Electronic medical records may dramatically improve the diagnosis, management and care of patients, according to a Kaiser Permanente study from the September 2007 issue of the Journal of the American Geriatrics Society. This study reports that electronic medical records improve the quality of health care overall and may result in quicker diagnosis and response time to critical needs.
Electronic medical records can also enable the study of data from an entire population in ways not previously possible: allowing conditions to be analyzed to determine what treatments work and what do not, finding patterns of care that are more effective, and defining the cost-effectiveness of various techniques and approaches for optimal care. By being able to track larger amounts of data than ever before, medical teams can track vital medical data without the need for costly and cumbersome voluntary studies. Lives might be saved by following and analyzing diagnosis and treatment across a large group of patients and new solutions could be discovered through new found research data. These are the positive influences that electronic medical records may supply on the research side, but every day solutions are also provided.

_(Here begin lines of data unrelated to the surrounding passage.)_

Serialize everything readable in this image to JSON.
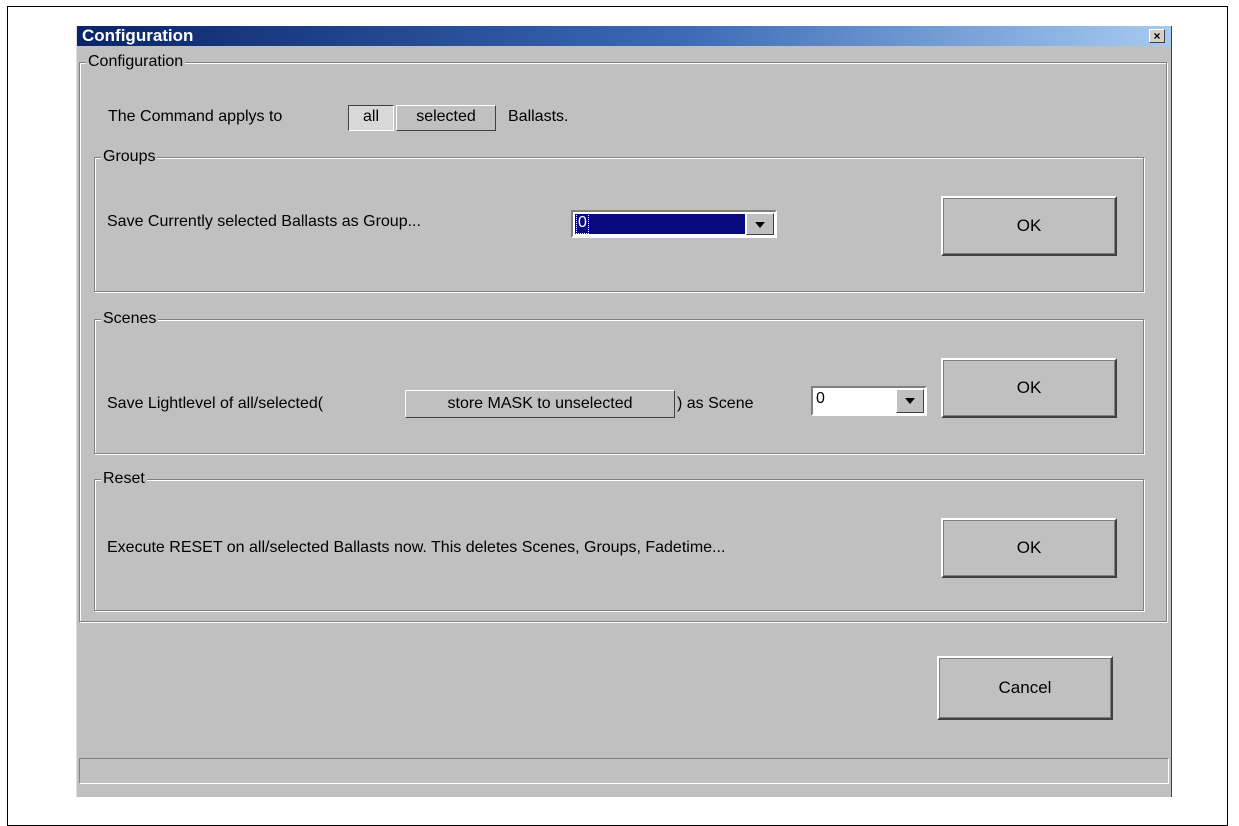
{
  "window": {
    "title": "Configuration",
    "close_glyph": "×"
  },
  "config_group": {
    "legend": "Configuration",
    "applies_prefix": "The Command applys to",
    "applies_options": [
      "all",
      "selected"
    ],
    "applies_suffix": "Ballasts."
  },
  "groups": {
    "legend": "Groups",
    "label": "Save Currently selected Ballasts as Group...",
    "combo_value": "0",
    "ok_label": "OK"
  },
  "scenes": {
    "legend": "Scenes",
    "label_before": "Save Lightlevel of all/selected(",
    "mask_button_label": "store MASK to unselected",
    "label_after": ") as Scene",
    "combo_value": "0",
    "ok_label": "OK"
  },
  "reset": {
    "legend": "Reset",
    "label": "Execute RESET on all/selected Ballasts now. This deletes Scenes, Groups, Fadetime...",
    "ok_label": "OK"
  },
  "footer": {
    "cancel_label": "Cancel"
  },
  "colors": {
    "window_bg": "#c0c0c0",
    "titlebar_start": "#0a246a",
    "titlebar_end": "#a6caf0",
    "selection_bg": "#0a0a80"
  }
}
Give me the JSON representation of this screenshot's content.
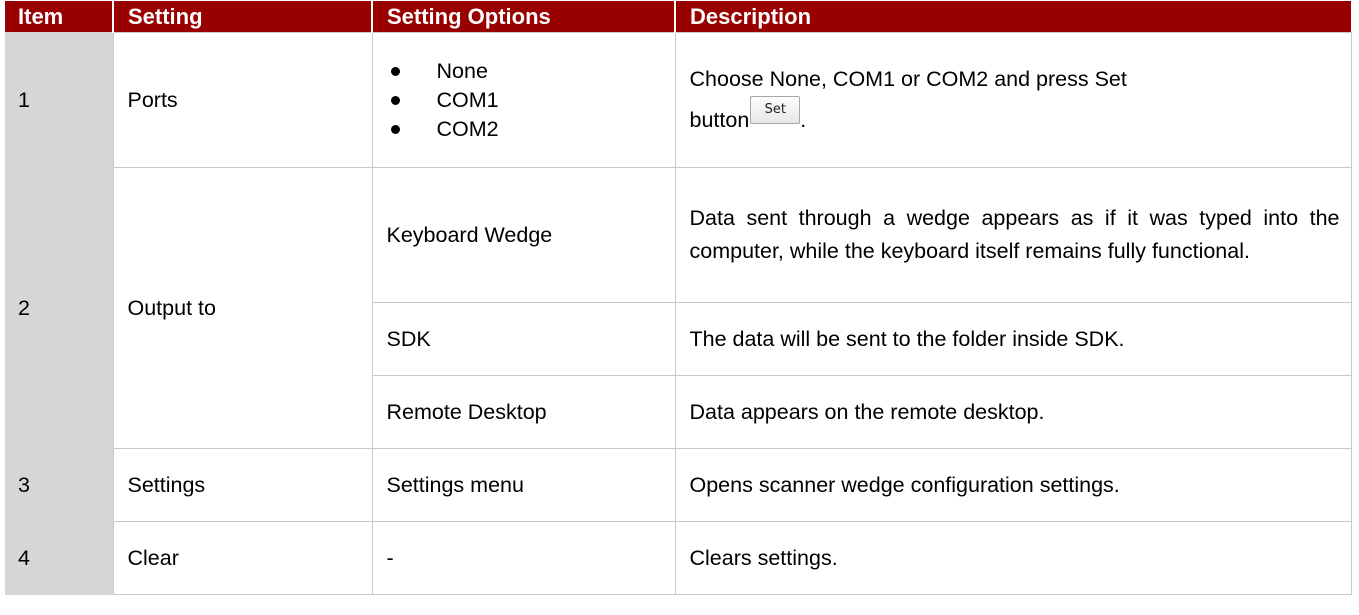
{
  "headers": {
    "item": "Item",
    "setting": "Setting",
    "options": "Setting Options",
    "description": "Description"
  },
  "row1": {
    "item": "1",
    "setting": "Ports",
    "options": [
      "None",
      "COM1",
      "COM2"
    ],
    "description_line1": "Choose None, COM1 or COM2 and press Set",
    "description_line2": "button",
    "button_label": "Set",
    "description_end": "."
  },
  "row2": {
    "item": "2",
    "setting": "Output to",
    "sub": [
      {
        "option": "Keyboard Wedge",
        "description": "Data sent through a wedge appears as if it was typed into the computer, while the keyboard itself remains fully functional."
      },
      {
        "option": "SDK",
        "description": "The data will be sent to the folder inside SDK."
      },
      {
        "option": "Remote Desktop",
        "description": "Data appears on the remote desktop."
      }
    ]
  },
  "row3": {
    "item": "3",
    "setting": "Settings",
    "option": "Settings menu",
    "description": "Opens scanner wedge configuration settings."
  },
  "row4": {
    "item": "4",
    "setting": "Clear",
    "option": "-",
    "description": "Clears settings."
  }
}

The safety alerts, built into many electronic medical record systems, may draw attention to life-threatening situations. Imagine a patient seen by two separate doctors. These doctors each prescribe separate medication that could harmfully interact, medication that is somehow not noted or brought to the second doctor’s attention. This could have a potentially fatal consequence. With a electronic medical record systems, doctors are alerted instantly to any potentially dangerous medical interactions or conditions of a patient. According to a “Safety in Prescribing” study in Archives of Internal Medicine, safety alerts that appear in electronic medical records reduce potentially dangerous interactions of co-prescriptions.
“This study shows that safety alerts in electronic medical records are a powerful tool to help clinicians make decisions about what drugs they should prescribe for their patients,” says Adrianne Feldstein, MD, MS, lead author of the study and an investigator at Kaiser Permanente’s Center for Health Research. “We compared the effects of two interventions in outpatient clinical settings – safety alerts in electronic medical records versus safety alerts plus clinician education courses. We found that adding clinician education to electronic medical records safety alerts did not reduce the rates of co-prescribing medications that interact any more than electronic medical records safety alerts alone. The reason is unclear, but it may be that the ‘just in time’ information provided by safety alerts is more useful to clinicians than education courses.”
Electronic medical records may help save lives, especially when they are properly implemented and understood. For more information about a reliable electronic medical record system, contact e-MDs, a leader in electronic medical record software provision. e-MDs offers a host of affordable solutions for physicians and facilities looking to modernize or enhance their services with the latest EMR technology. e-MDs is committed to providing operational solutions and delivering the clinical tools needed to succeed in today’s medical field.
Brigette Botkin. Electronic Medical Records– e-MDs powerful software can help manage your electronic medical records